Here is God’s home. Be what is here. Become God’s presence.
Be Alone With God. Solitude is how we engage What-Is-God.
When with God we are with everyone.


       . 1. Be still and know that I am God.  (Psalm 46:10)
         2. For the Great Spirit is everywhere; he hears whatever is in our minds and hearts, and it is not necessary to speak to Him in a loud voice.    (Black Elk)
         3. Have the courage to be alone - for once try to endure your own company for a while. Don’t speak, then, not even with yourself nor with the others with whom we dispute even when they are not there. Wait. Listen. Endure yourself! (Karl Rahner)
          4. Praying is not about asking; it is about listening. It is just opening your eyes to see what was there all along.   (Chagdud Tulku Rinpoche)
          5. It is as if in creating us God asked a question, and in awakening us to contemplation He answered the question, so that the contemplative is at the same time, question and answer.
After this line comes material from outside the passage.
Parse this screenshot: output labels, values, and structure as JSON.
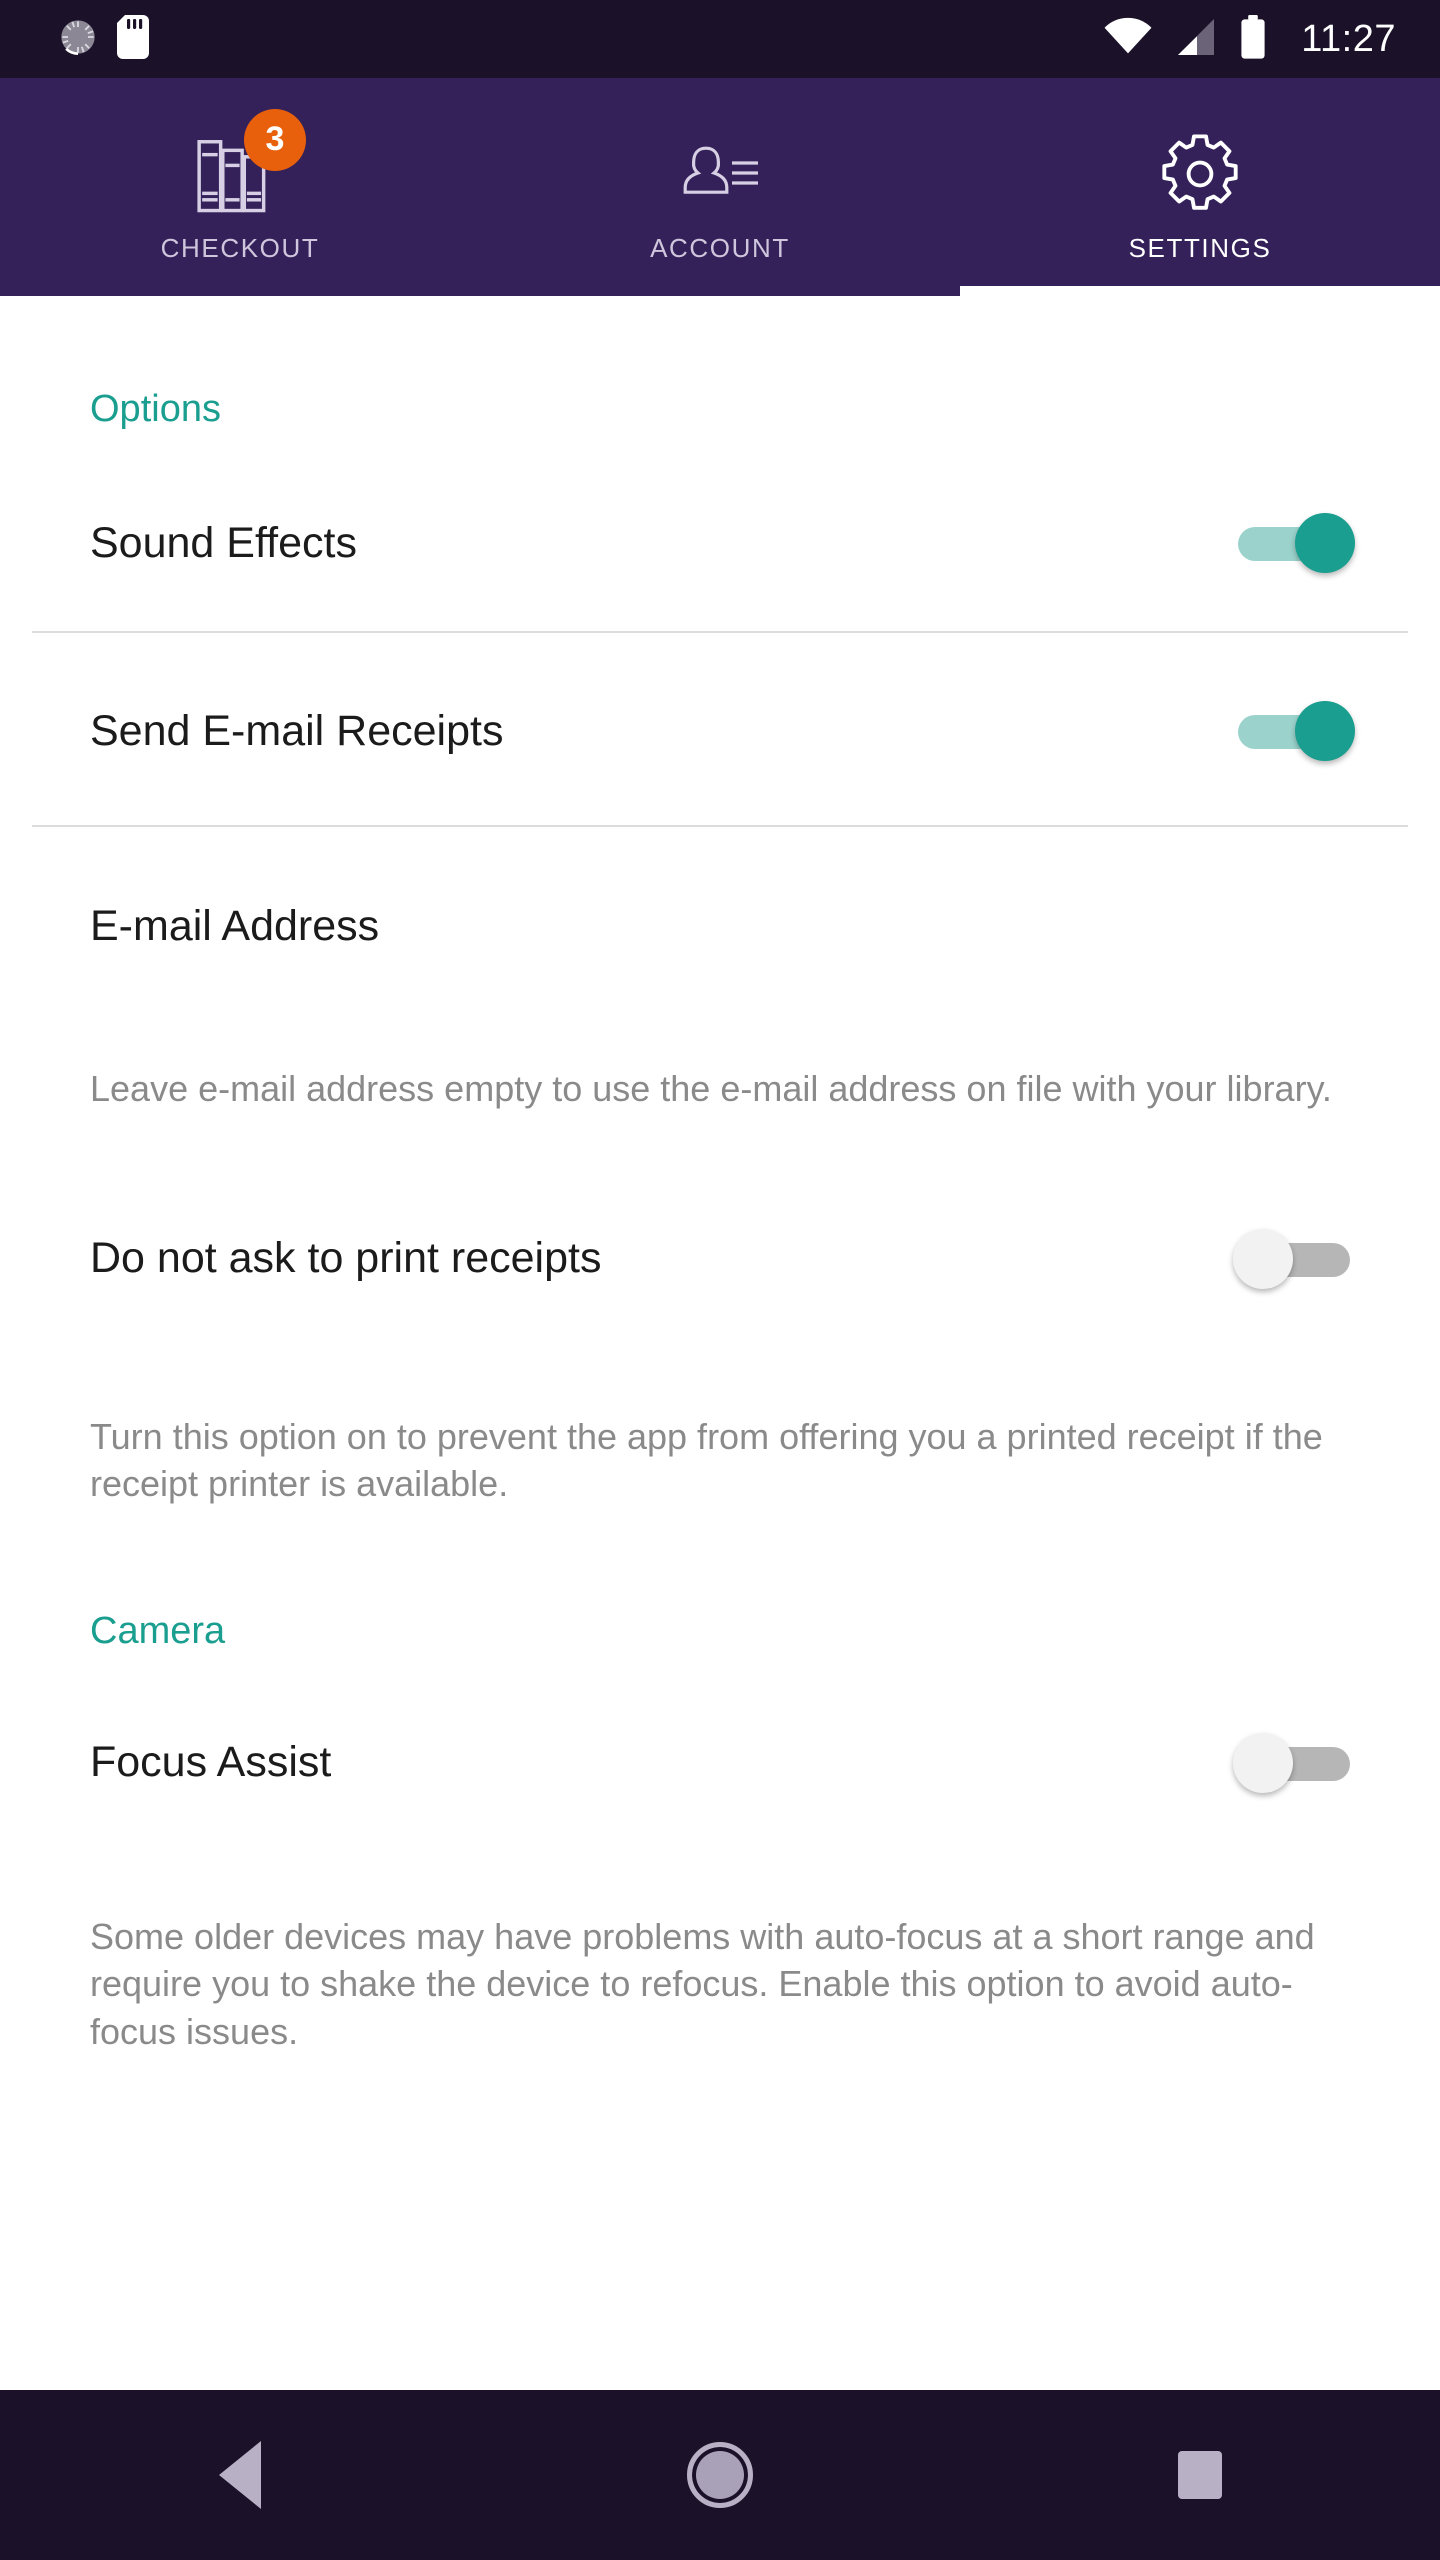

We become contemplatives when God discovers Himself in us. “I live, now not I, but Christ lives in me.” (Thomas Merton)

Learning to read

In prison last week we asked the question: What will the dharma come to look like in the 21st century?

We'd have to learn to read. Read fiction. Read fact. Read one another. Read the world. Read one self.

And as Francis of Assisi pointed out about preaching at all times, sometimes reading entails reading words.

By reading we mean allowing what is being written in our surround to be seen with our being as it is presented.

Not judged, not interpreted, not compared nor contrasted, not evaluated, not assessed, not made negative nor positive.

Not anything else nor other.

Only witnessed.

Faithfully witnessed, that is, seen in its own place, on its own terms, as it is being created by itself.

In our presence. composed, decomposed, recomposed, co-composed.

To learn to read is to comprehend the poetics of expression wherein each of us is writing the other, or, put differently, each of us is the other being illumined in creative composure in the movement of witnessing gaze.

The everyday ordinary revelation of truth will look like this.

And this will be the 21st century coming of the dharma/gospel between us -- no barrier, no boundary, no fooling!

Now, let’s open to the first page and begin reading one another authentically.

Monday, December 09, 2013

Eagle Lake

Snow begins.

Prayer continues,

Life, only and alone.

Opens here.

Sunday, December 08, 2013

In New York the expression is,"Hey, I'm only askin'!" And, "I'm just sayin'!"

Is the Palestinian Jewish woman Miriam really the hollow barrierless conduit for the messiah to find form in word-laden humanity?

Is the Shakya regal Indian Siddhartha really the initial spark lighting up human consciousness to finally see through everything?
All my life, until today, I have been content to ask questions. All the while knowing that the real questions, those that concern the Creator and His creation, have no answers. I'd even go farther and say there is a level at which only the questions are eternal; the answers never are.
And so, the patient that I am, more charitable, repeats, "Since God is, He is to be found in the questions as well as in the answers."

(--p.69, in Open Heart, by Elie Wiesel)
What do we really know about God?

Is anyone who thinks they're enlightened really not?

Are you and I really not about God?

Time, Stone, Sound, Scent, Enlightenment, Openness

Be, yourself, that which is, open!

"allowing access, passage, or a view through an empty space; not closed or blocked up:”

Imagine, living life as one

They stand about and ponder the arrival that is sunrise.

Walter Kaufmann and Thomas Berry turn each to own version of Lauds.

It is Bodhi Day, Buddha’s Enlightenment Day!

It is Immaculate Conception Day, Mary begins form in the world with no obstruction no abstraction   -- only open heart open mind open body.